The Nilotes of Sudan voted during the week of January 9, 2011, in a referen-dum either for continued unity with the north or for total separation. Initially, the northern government of ‘Umar Bashir declared that, though it would allow the referendum to take place, it would not agree to the south separating. The vote needed to have at least a 60 percent turn-out of the southern electorate and in the weeks leading up to the referendum, it became clear that the south would vote to separate. Rhetoric from Khartoum began to change as did coverage on Sudanese satellite TV channels.

President Bashir himself made a final visit to the south before the elections, during which he declared that Sudan would be happy to help with the emergence of its new neigh-boring state. After five decades of civil war, perhaps southern Sudan can now deal with the process of peace with the north and internal development.Other Nilotes in Uganda, Kenya, and Tanzania tend to remain on the political fringes of the state. The Kalenjin produced one Kenyan president, Daniel Arap Moi, who served from 1978 to 2002, when the constitution did not allow him to run again.

The Moi years saw the emergence of a single-party state in Kenya and the growth of human rights abuses. The Acholi in Uganda also produced one short-lived presidency in a military coup, but under Idi Amin, many Acholi military officers and soldiers were killed by government forces. In Tanzania and Kenya, Nilotic peoples tend to live in isolated areas and receive minimal education. Nonetheless, picturesque Sam-buru, Maasai, Turkana, and others serve as important draws for African safaris. Bead-work made by their women is an important source of local income for them.

John A. Shoup

Further Reading

Beckwith, Carol, and Angela Fisher. African Ceremonies. New York: Harry N. Abrams, Inc., 2002.

Collins, Robert. A History of Modern Sudan.Cambridge: Cambridge University Press, 2008.

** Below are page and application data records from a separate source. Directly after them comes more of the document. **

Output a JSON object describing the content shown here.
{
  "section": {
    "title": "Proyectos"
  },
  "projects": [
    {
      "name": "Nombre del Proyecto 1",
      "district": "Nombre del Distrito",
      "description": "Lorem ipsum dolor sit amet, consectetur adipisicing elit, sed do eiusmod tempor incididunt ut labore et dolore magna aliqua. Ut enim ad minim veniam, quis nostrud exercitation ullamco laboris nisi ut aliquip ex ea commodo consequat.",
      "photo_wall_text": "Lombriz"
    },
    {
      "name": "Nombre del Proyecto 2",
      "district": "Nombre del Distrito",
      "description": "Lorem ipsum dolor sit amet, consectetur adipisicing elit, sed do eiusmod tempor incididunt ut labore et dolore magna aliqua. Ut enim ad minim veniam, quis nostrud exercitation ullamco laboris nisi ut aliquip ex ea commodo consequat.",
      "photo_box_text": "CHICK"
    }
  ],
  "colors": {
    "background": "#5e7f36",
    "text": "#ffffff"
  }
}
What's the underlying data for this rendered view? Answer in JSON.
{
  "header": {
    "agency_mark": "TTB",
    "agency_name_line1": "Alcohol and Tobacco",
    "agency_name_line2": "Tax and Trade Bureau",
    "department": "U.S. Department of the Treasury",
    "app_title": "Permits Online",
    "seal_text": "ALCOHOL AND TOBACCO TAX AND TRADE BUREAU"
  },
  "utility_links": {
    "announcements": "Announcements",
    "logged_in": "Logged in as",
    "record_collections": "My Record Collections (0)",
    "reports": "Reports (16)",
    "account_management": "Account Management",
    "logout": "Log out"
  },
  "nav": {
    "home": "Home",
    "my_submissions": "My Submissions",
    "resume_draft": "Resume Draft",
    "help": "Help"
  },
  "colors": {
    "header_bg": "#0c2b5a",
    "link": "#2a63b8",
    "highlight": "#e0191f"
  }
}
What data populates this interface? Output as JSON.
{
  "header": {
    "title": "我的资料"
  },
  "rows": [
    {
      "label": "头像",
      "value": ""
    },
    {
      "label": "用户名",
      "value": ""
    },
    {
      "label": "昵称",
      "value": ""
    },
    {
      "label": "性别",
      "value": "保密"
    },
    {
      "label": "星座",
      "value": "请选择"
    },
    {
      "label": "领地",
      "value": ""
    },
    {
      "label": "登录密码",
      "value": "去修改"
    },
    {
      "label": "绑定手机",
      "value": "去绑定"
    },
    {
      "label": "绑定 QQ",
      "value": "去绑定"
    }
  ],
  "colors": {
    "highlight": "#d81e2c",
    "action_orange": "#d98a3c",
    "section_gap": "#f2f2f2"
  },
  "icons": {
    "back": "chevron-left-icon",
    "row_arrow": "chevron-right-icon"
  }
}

Deng, Francis Mading. The Dinka of the Sudan. Long Grove, IL: Waveland Press, Inc., 1984.

Essien, Kwame, and Toyin Falola. Culture and Customs of Sudan. Westport, CT: Green-wood Press, 2008.